<<<<

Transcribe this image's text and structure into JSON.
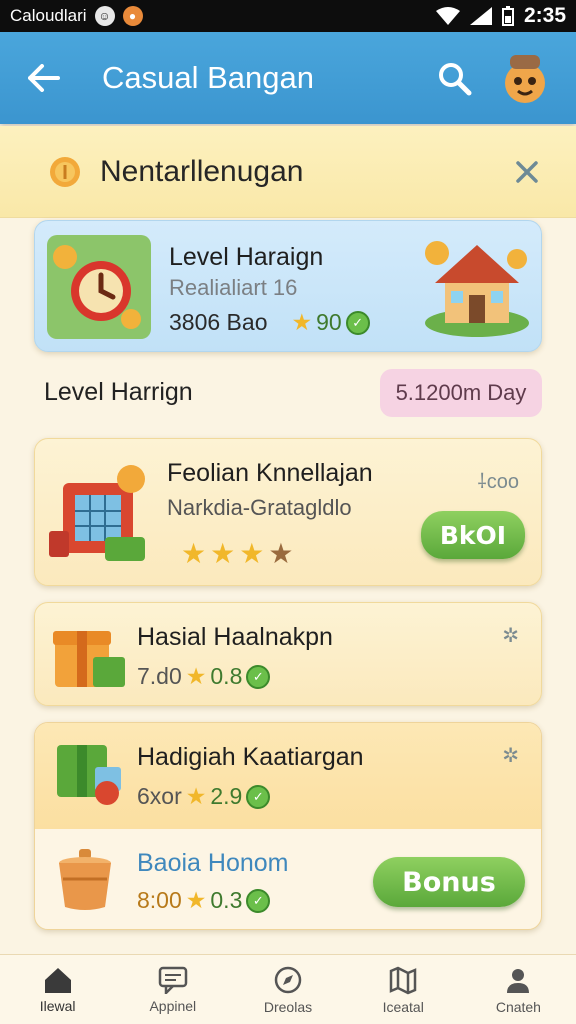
{
  "status_bar": {
    "carrier": "Caloudlari",
    "time": "2:35"
  },
  "app_bar": {
    "title": "Casual Bangan",
    "back_icon": "arrow-left-icon",
    "search_icon": "search-icon",
    "avatar_icon": "mascot-avatar-icon"
  },
  "banner": {
    "title": "Nentarllenugan",
    "icon": "coin-icon",
    "close_icon": "close-icon"
  },
  "featured_card": {
    "title": "Level Haraign",
    "subtitle": "Realialiart 16",
    "value": "3806 Bao",
    "stars_value": "90"
  },
  "level_row": {
    "label": "Level Harrign",
    "pill": "5.1200m Day"
  },
  "cards": [
    {
      "title": "Feolian Knnellajan",
      "subtitle": "Narkdia-Gratagldlo",
      "corner": "⸸coo",
      "button": "BkOI",
      "rating": 4
    },
    {
      "title": "Hasial Haalnakpn",
      "value": "7.d0",
      "points": "0.8",
      "corner": "✲"
    },
    {
      "title": "Hadigiah Kaatiargan",
      "value": "6xor",
      "points": "2.9",
      "corner": "✲"
    }
  ],
  "bonus_row": {
    "title": "Baoia Honom",
    "value": "8:00",
    "points": "0.3",
    "button": "Bonus"
  },
  "bottom_nav": [
    {
      "label": "Ilewal",
      "icon": "home-icon"
    },
    {
      "label": "Appinel",
      "icon": "chat-icon"
    },
    {
      "label": "Dreolas",
      "icon": "compass-icon"
    },
    {
      "label": "Iceatal",
      "icon": "map-icon"
    },
    {
      "label": "Cnateh",
      "icon": "profile-icon"
    }
  ],
  "colors": {
    "app_bar": "#3b95cf",
    "banner": "#fbe9a8",
    "accent_green": "#5aa83a",
    "pill": "#f6d3e3"
  }
}
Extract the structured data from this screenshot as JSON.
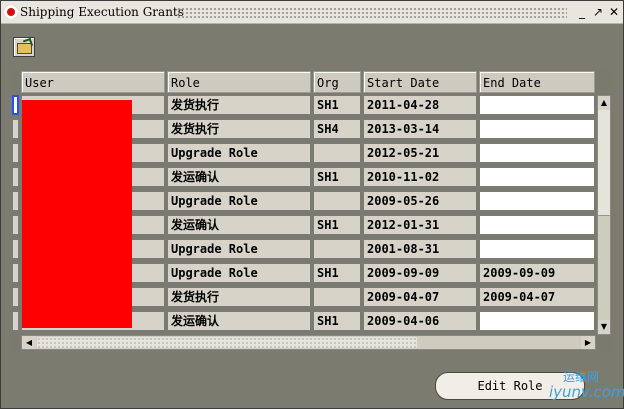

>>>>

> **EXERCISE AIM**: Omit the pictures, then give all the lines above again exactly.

> **FINISHED TASK**:
Transcribe this image's text and structure into JSON.
{
  "status_bar": {
    "carrier": "Caloudlari",
    "time": "2:35"
  },
  "app_bar": {
    "title": "Casual Bangan",
    "back_icon": "arrow-left-icon",
    "search_icon": "search-icon",
    "avatar_icon": "mascot-avatar-icon"
  },
  "banner": {
    "title": "Nentarllenugan",
    "icon": "coin-icon",
    "close_icon": "close-icon"
  },
  "featured_card": {
    "title": "Level Haraign",
    "subtitle": "Realialiart 16",
    "value": "3806 Bao",
    "stars_value": "90"
  },
  "level_row": {
    "label": "Level Harrign",
    "pill": "5.1200m Day"
  },
  "cards": [
    {
      "title": "Feolian Knnellajan",
      "subtitle": "Narkdia-Gratagldlo",
      "corner": "⸸coo",
      "button": "BkOI",
      "rating": 4
    },
    {
      "title": "Hasial Haalnakpn",
      "value": "7.d0",
      "points": "0.8",
      "corner": "✲"
    },
    {
      "title": "Hadigiah Kaatiargan",
      "value": "6xor",
      "points": "2.9",
      "corner": "✲"
    }
  ],
  "bonus_row": {
    "title": "Baoia Honom",
    "value": "8:00",
    "points": "0.3",
    "button": "Bonus"
  },
  "bottom_nav": [
    {
      "label": "Ilewal",
      "icon": "home-icon"
    },
    {
      "label": "Appinel",
      "icon": "chat-icon"
    },
    {
      "label": "Dreolas",
      "icon": "compass-icon"
    },
    {
      "label": "Iceatal",
      "icon": "map-icon"
    },
    {
      "label": "Cnateh",
      "icon": "profile-icon"
    }
  ],
  "colors": {
    "app_bar": "#3b95cf",
    "banner": "#fbe9a8",
    "accent_green": "#5aa83a",
    "pill": "#f6d3e3"
  }
}
Extract the structured data from this screenshot as JSON.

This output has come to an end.